birds twittered their adieux from the alders in the lane, and every tree stood ready to send down its shower of red or yellow apples at the first shake. Everybody was there,—everybody laughed and sang, climbed up and tumbled down; everybody declared that there never had been such a perfect day or such a jolly set to enjoy it,—and every one gave themselves up to the simple pleasures of the hour as freely as if there were no such things as care or sorrow in the world.
Mr. March strolled placidly about, quoting Tusser, Cowley, and Columella to Mr. Laurence, while enjoying—
"The gentle apple's winey juice."
The Professor charged up and down the green aisles like a stout Teutonic knight, with a pole for a lance, leading on the boys, who made a hook and ladder company of themselves, and performed wonders in the way of ground and lofty tumbling. Laurie devoted himself to the little ones, rode his small daughter in a bushel basket, took Daisy up among the birds' nests, and kept adventurous Rob from breaking his neck.
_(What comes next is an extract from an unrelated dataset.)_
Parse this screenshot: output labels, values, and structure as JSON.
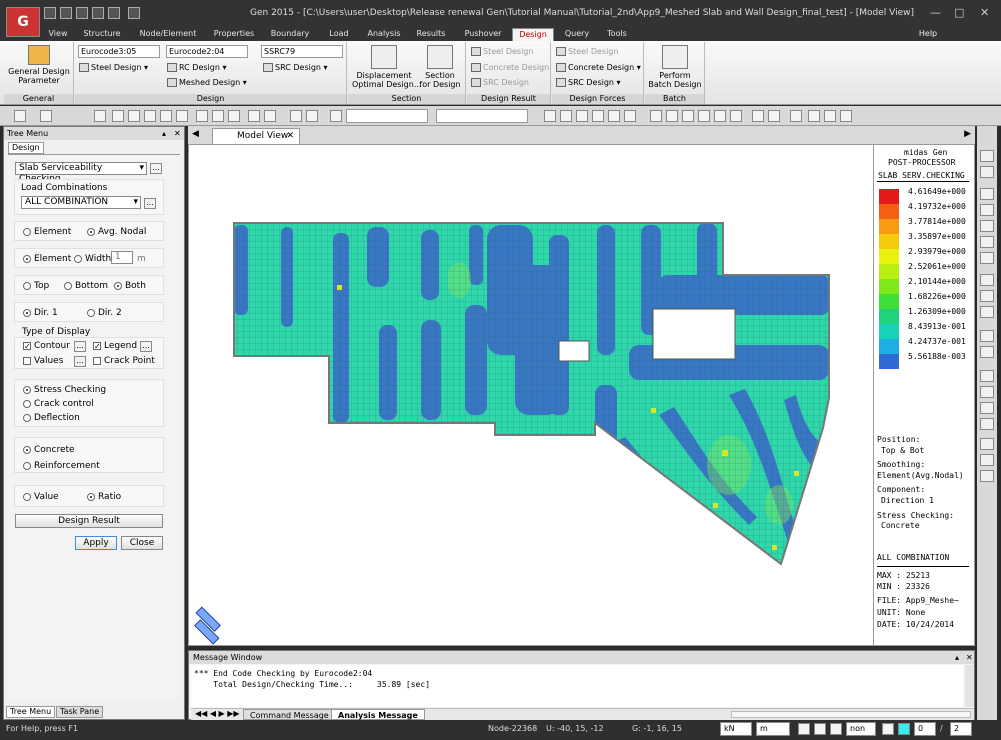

Mrs. March and Meg sat among the apple piles like a pair of Pomonas, sorting the contributions that kept pouring in; while Amy, with a beautiful motherly expression in her face, sketched the various groups, and watched over one pale lad who sat adoring her with his little crutch beside him.
Jo was in her element that day, and rushed about with her gown pinned up, her hat anywhere but on her head, and her baby tucked under her arm, ready for any lively adventure which might turn up. Little